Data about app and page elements
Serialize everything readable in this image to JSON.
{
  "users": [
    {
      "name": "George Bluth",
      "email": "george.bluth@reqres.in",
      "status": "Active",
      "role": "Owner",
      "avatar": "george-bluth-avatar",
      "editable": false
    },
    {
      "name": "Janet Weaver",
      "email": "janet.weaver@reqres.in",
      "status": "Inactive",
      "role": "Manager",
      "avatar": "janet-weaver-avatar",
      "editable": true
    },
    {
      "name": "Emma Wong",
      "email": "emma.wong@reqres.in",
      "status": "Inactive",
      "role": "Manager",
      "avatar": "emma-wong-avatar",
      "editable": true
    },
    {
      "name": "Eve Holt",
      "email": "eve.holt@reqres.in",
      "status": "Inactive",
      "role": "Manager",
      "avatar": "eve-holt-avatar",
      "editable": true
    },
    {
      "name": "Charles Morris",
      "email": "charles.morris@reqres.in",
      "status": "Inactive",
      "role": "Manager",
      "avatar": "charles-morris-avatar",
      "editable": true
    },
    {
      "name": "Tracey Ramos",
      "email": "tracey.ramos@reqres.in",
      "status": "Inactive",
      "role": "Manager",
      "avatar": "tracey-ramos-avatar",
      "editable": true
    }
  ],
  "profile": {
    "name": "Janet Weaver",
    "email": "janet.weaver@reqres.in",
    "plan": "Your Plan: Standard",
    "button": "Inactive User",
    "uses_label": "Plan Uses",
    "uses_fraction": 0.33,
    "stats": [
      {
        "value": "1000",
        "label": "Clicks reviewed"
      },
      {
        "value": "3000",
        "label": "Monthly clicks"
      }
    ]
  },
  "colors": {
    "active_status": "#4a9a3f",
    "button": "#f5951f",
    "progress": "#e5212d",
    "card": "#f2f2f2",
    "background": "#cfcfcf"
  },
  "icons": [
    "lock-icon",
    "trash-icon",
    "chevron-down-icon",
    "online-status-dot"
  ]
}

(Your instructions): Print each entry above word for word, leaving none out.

(Completed task):
Serialize everything readable in this image to JSON.
{
  "users": [
    {
      "name": "George Bluth",
      "email": "george.bluth@reqres.in",
      "status": "Active",
      "role": "Owner",
      "avatar": "george-bluth-avatar",
      "editable": false
    },
    {
      "name": "Janet Weaver",
      "email": "janet.weaver@reqres.in",
      "status": "Inactive",
      "role": "Manager",
      "avatar": "janet-weaver-avatar",
      "editable": true
    },
    {
      "name": "Emma Wong",
      "email": "emma.wong@reqres.in",
      "status": "Inactive",
      "role": "Manager",
      "avatar": "emma-wong-avatar",
      "editable": true
    },
    {
      "name": "Eve Holt",
      "email": "eve.holt@reqres.in",
      "status": "Inactive",
      "role": "Manager",
      "avatar": "eve-holt-avatar",
      "editable": true
    },
    {
      "name": "Charles Morris",
      "email": "charles.morris@reqres.in",
      "status": "Inactive",
      "role": "Manager",
      "avatar": "charles-morris-avatar",
      "editable": true
    },
    {
      "name": "Tracey Ramos",
      "email": "tracey.ramos@reqres.in",
      "status": "Inactive",
      "role": "Manager",
      "avatar": "tracey-ramos-avatar",
      "editable": true
    }
  ],
  "profile": {
    "name": "Janet Weaver",
    "email": "janet.weaver@reqres.in",
    "plan": "Your Plan: Standard",
    "button": "Inactive User",
    "uses_label": "Plan Uses",
    "uses_fraction": 0.33,
    "stats": [
      {
        "value": "1000",
        "label": "Clicks reviewed"
      },
      {
        "value": "3000",
        "label": "Monthly clicks"
      }
    ]
  },
  "colors": {
    "active_status": "#4a9a3f",
    "button": "#f5951f",
    "progress": "#e5212d",
    "card": "#f2f2f2",
    "background": "#cfcfcf"
  },
  "icons": [
    "lock-icon",
    "trash-icon",
    "chevron-down-icon",
    "online-status-dot"
  ]
}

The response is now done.